Do you “unplug” on vacation?
You need to be self-aware. That’s the key to everything. People can say ‘everything in moderation’ but if you’re not self-aware, you have no idea.

I try to be aware of how much time I have my phone out, but because our jobs are all over the place, if we were taking a trip [like] going somewhere for Thanksgiving, I’d still need to check my email. There’s still stuff going on. But I try to be conscious of it.

We do the thing where we put our phones away at the dinner table. But I give myself a break with the kids if they’re tired from traveling. Yeah, look at my phone, play a game. I try not to be too judgmental about myself.


Brands advertise across various channels, and you’ve worked in a lot of mediums. Which works best for you?
I’ve certainly had the best response and luck with Instagram and Instagram Stories, in terms of people connecting with me on a personal level. As an actor, I think television is where it’s at. But what that means at this point is a little up in the air because of all these streaming services. People that are younger don’t even have cable. Are you a cord-cutter?

I am not—sports.
Ah, sports. We still have cable, too.

You’ve had almost every job in media, from hosting a late-night television show to writing a book and starring in network TV series. Where are you now on that journey?

I’m going to build a whole new thing.

And what would that look like?

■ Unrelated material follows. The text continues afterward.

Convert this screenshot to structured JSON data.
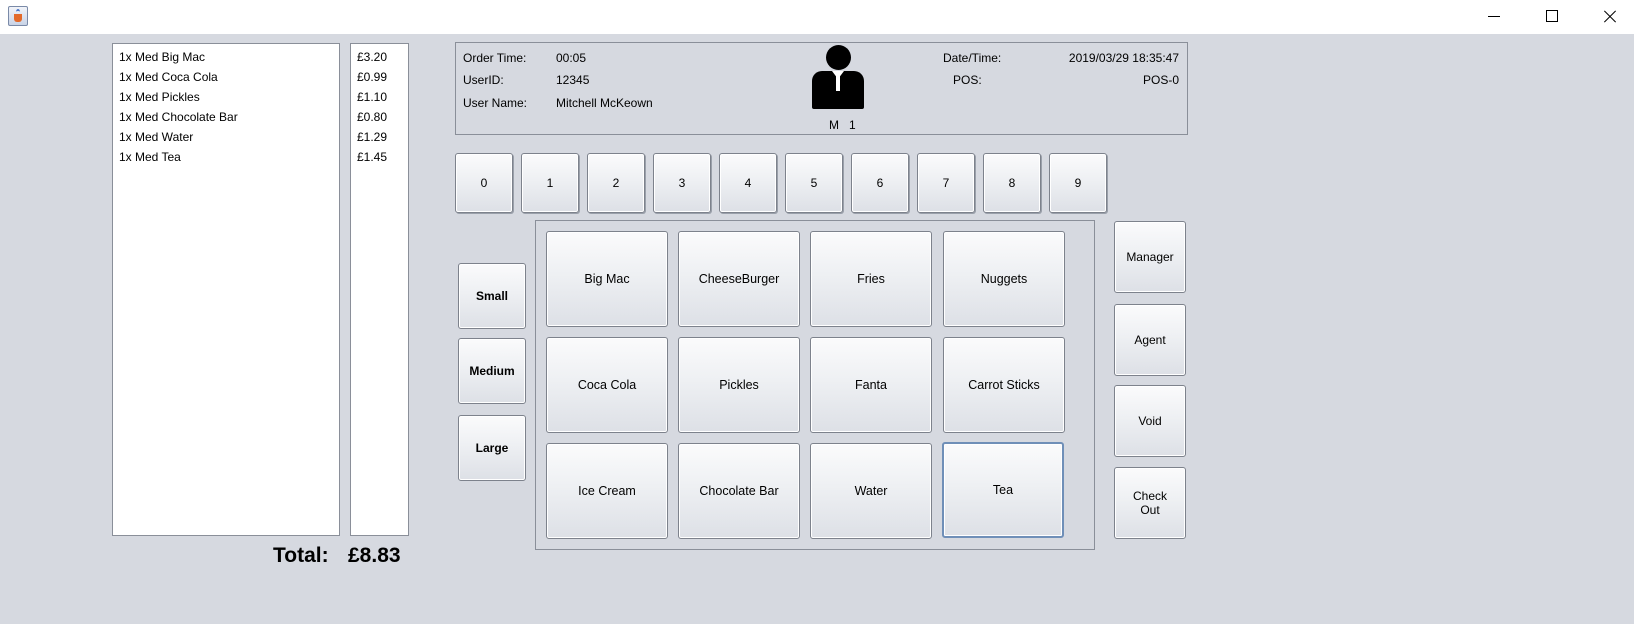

We’ll see.

@RyanBarwick ryan.barwick@adweek.com Ryan is a brand reporter covering travel, mobility and sports marketing.